RECORDS TO USE:
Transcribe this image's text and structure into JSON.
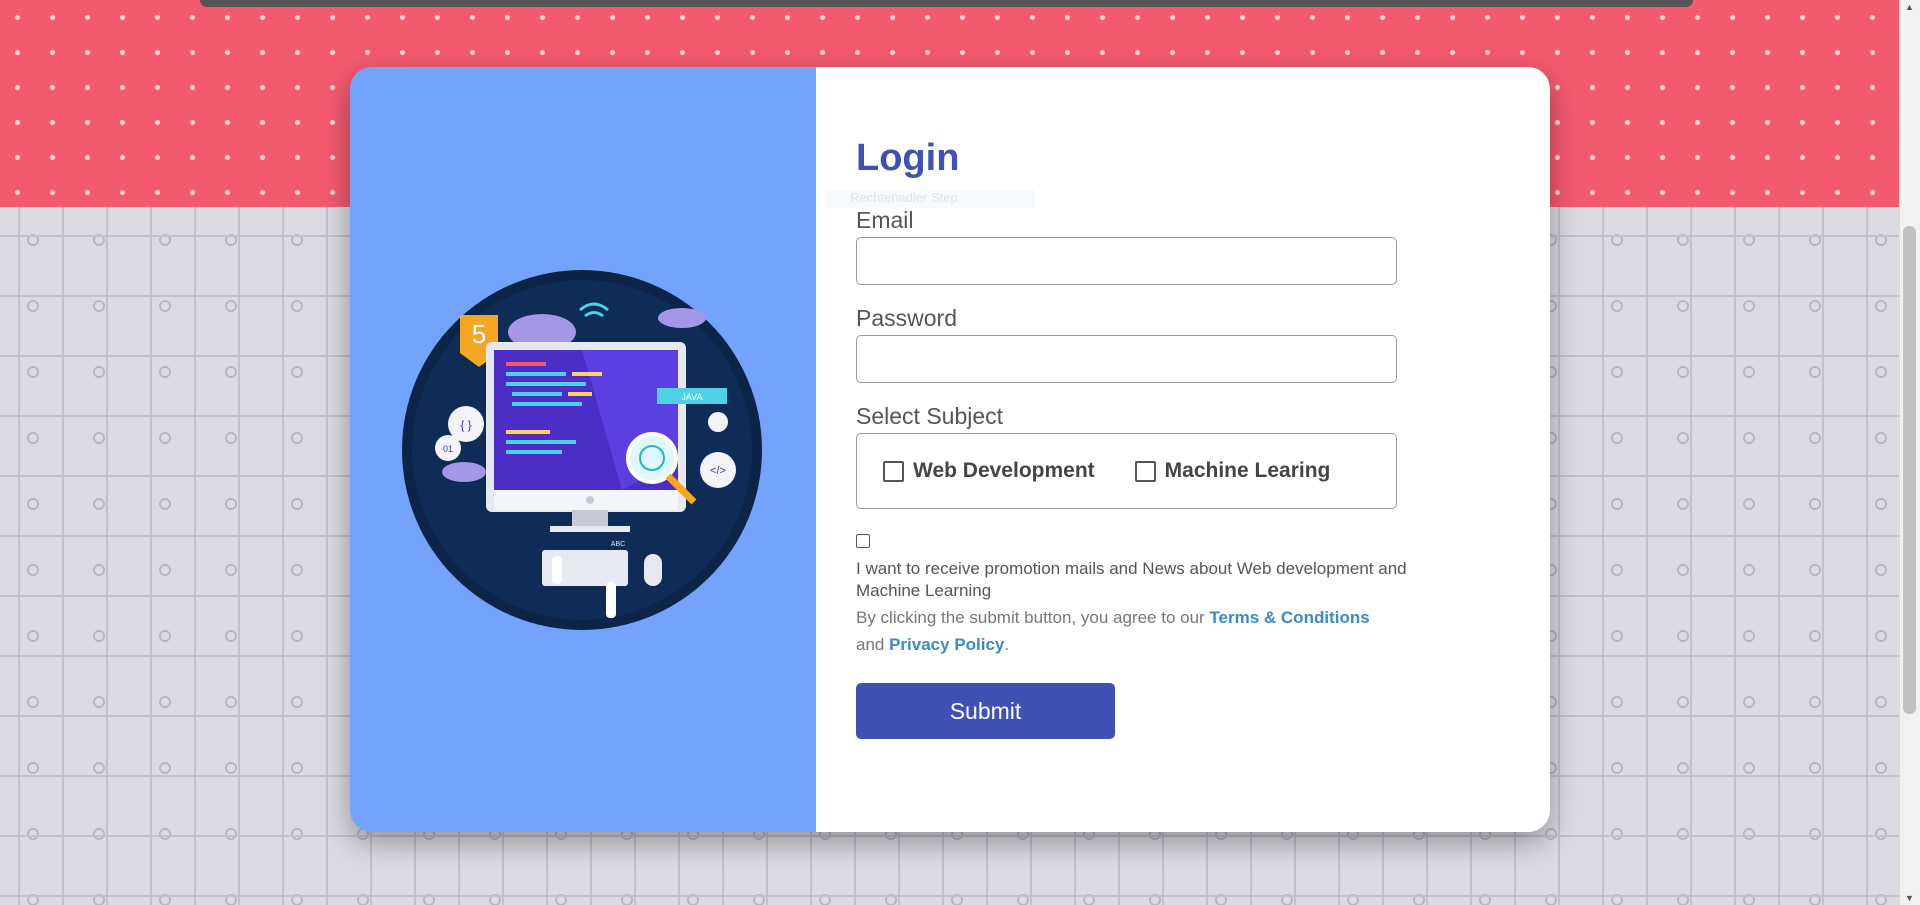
{
  "form": {
    "title": "Login",
    "ghost_text": "Rechtenadler Step",
    "email_label": "Email",
    "email_value": "",
    "password_label": "Password",
    "password_value": "",
    "subject_label": "Select Subject",
    "subjects": [
      "Web Development",
      "Machine Learing"
    ],
    "promo_text": "I want to receive promotion mails and News about Web development and Machine Learning",
    "terms_prefix": "By clicking the submit button, you agree to our ",
    "terms_link": "Terms & Conditions",
    "terms_mid": "and ",
    "privacy_link": "Privacy Policy",
    "terms_suffix": ".",
    "submit_label": "Submit"
  },
  "illustration": {
    "badge": "5",
    "tag_java": "JAVA",
    "bubble_braces": "{ }",
    "bubble_code": "</>",
    "bubble_binary": "01",
    "keyboard_label": "ABC"
  },
  "colors": {
    "accent": "#3f51b5",
    "panel_blue": "#74a3fd",
    "top_band": "#f45a6e",
    "link": "#3b8bc6"
  }
}
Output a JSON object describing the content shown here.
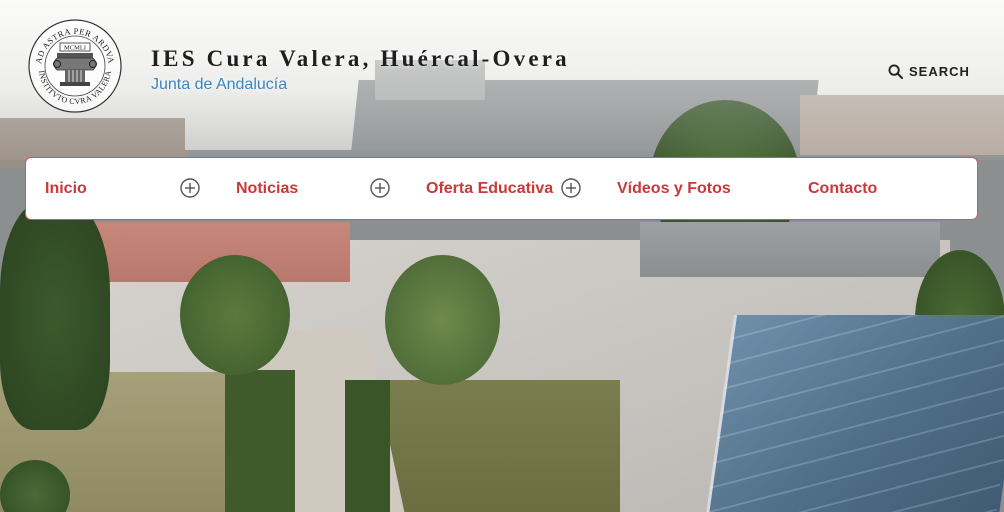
{
  "site": {
    "title": "IES Cura Valera, Huércal-Overa",
    "subtitle": "Junta de Andalucía"
  },
  "logo": {
    "motto_top": "AD ASTRA PER ARDVA",
    "motto_bottom": "INSTITVTO CVRA VALERA",
    "year": "MCMLI"
  },
  "search": {
    "label": "SEARCH",
    "icon": "search-icon"
  },
  "nav": {
    "items": [
      {
        "label": "Inicio",
        "has_submenu": true
      },
      {
        "label": "Noticias",
        "has_submenu": true
      },
      {
        "label": "Oferta Educativa",
        "has_submenu": true
      },
      {
        "label": "Vídeos y Fotos",
        "has_submenu": false
      },
      {
        "label": "Contacto",
        "has_submenu": false
      }
    ]
  },
  "colors": {
    "accent": "#c9393a",
    "subtitle": "#3a87c7",
    "title": "#1f1f1f",
    "nav_background": "#ffffff"
  },
  "hero": {
    "image": "aerial view of school courtyard"
  }
}
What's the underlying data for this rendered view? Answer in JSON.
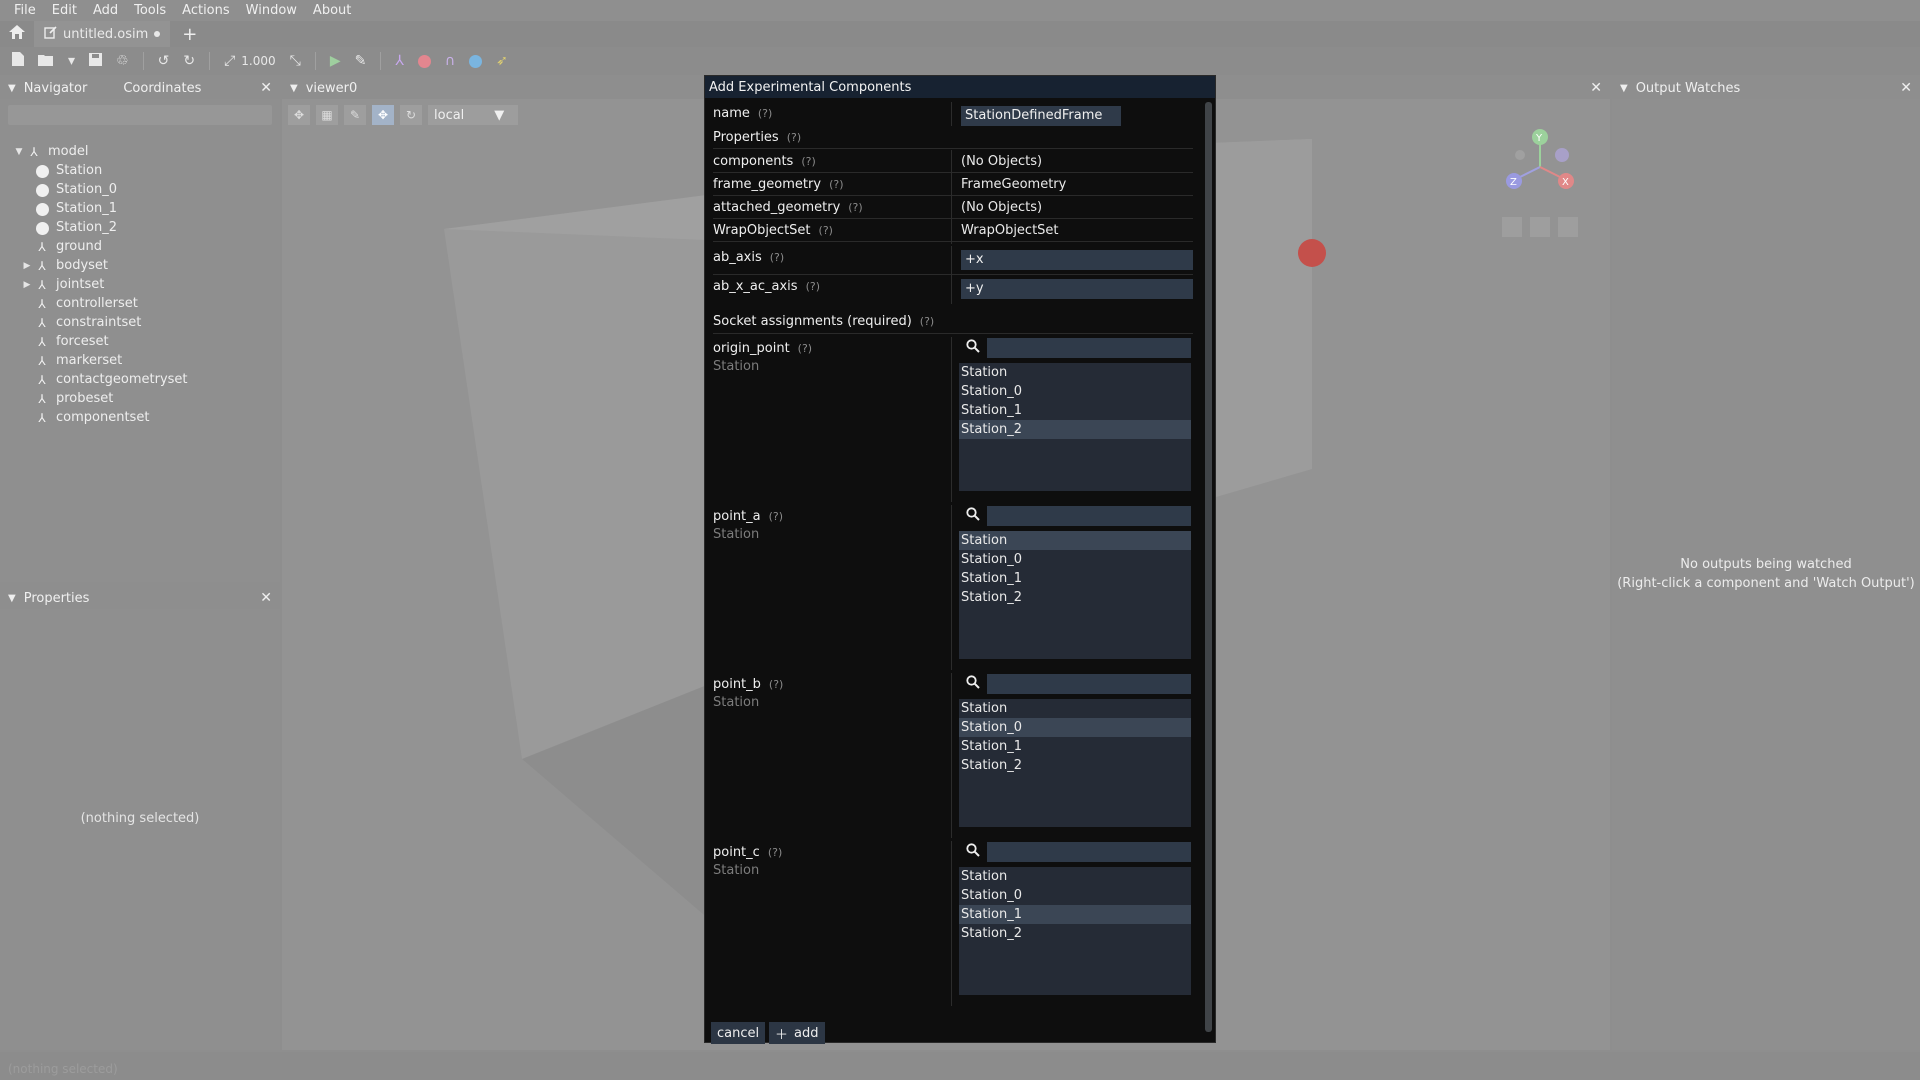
{
  "menu": [
    "File",
    "Edit",
    "Add",
    "Tools",
    "Actions",
    "Window",
    "About"
  ],
  "tab": {
    "filename": "untitled.osim"
  },
  "toolbar": {
    "zoom": "1.000"
  },
  "navigator": {
    "title": "Navigator",
    "tab2": "Coordinates",
    "tree": [
      {
        "label": "model",
        "kind": "root",
        "expand": "open"
      },
      {
        "label": "Station",
        "kind": "station"
      },
      {
        "label": "Station_0",
        "kind": "station"
      },
      {
        "label": "Station_1",
        "kind": "station"
      },
      {
        "label": "Station_2",
        "kind": "station"
      },
      {
        "label": "ground",
        "kind": "frame"
      },
      {
        "label": "bodyset",
        "kind": "set",
        "expand": "closed"
      },
      {
        "label": "jointset",
        "kind": "set",
        "expand": "closed"
      },
      {
        "label": "controllerset",
        "kind": "set"
      },
      {
        "label": "constraintset",
        "kind": "set"
      },
      {
        "label": "forceset",
        "kind": "set"
      },
      {
        "label": "markerset",
        "kind": "set"
      },
      {
        "label": "contactgeometryset",
        "kind": "set"
      },
      {
        "label": "probeset",
        "kind": "set"
      },
      {
        "label": "componentset",
        "kind": "set"
      }
    ]
  },
  "properties": {
    "title": "Properties",
    "empty": "(nothing selected)"
  },
  "viewer": {
    "title": "viewer0",
    "frame_mode": "local"
  },
  "output": {
    "title": "Output Watches",
    "empty_line1": "No outputs being watched",
    "empty_line2": "(Right-click a component and 'Watch Output')"
  },
  "status": {
    "text": "(nothing selected)"
  },
  "dialog": {
    "title": "Add Experimental Components",
    "name_label": "name",
    "name_value": "StationDefinedFrame",
    "properties_header": "Properties",
    "help": "(?)",
    "props": [
      {
        "label": "components",
        "value": "(No Objects)"
      },
      {
        "label": "frame_geometry",
        "value": "FrameGeometry"
      },
      {
        "label": "attached_geometry",
        "value": "(No Objects)"
      },
      {
        "label": "WrapObjectSet",
        "value": "WrapObjectSet"
      }
    ],
    "ab_axis": {
      "label": "ab_axis",
      "value": "+x"
    },
    "ab_x_ac_axis": {
      "label": "ab_x_ac_axis",
      "value": "+y"
    },
    "sockets_header": "Socket assignments (required)",
    "sockets": [
      {
        "label": "origin_point",
        "type": "Station",
        "options": [
          "Station",
          "Station_0",
          "Station_1",
          "Station_2"
        ],
        "selected": 3
      },
      {
        "label": "point_a",
        "type": "Station",
        "options": [
          "Station",
          "Station_0",
          "Station_1",
          "Station_2"
        ],
        "selected": 0
      },
      {
        "label": "point_b",
        "type": "Station",
        "options": [
          "Station",
          "Station_0",
          "Station_1",
          "Station_2"
        ],
        "selected": 1
      },
      {
        "label": "point_c",
        "type": "Station",
        "options": [
          "Station",
          "Station_0",
          "Station_1",
          "Station_2"
        ],
        "selected": 2
      }
    ],
    "cancel_label": "cancel",
    "add_label": "add"
  }
}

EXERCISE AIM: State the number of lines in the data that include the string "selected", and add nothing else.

WRITTEN ANSWER: 6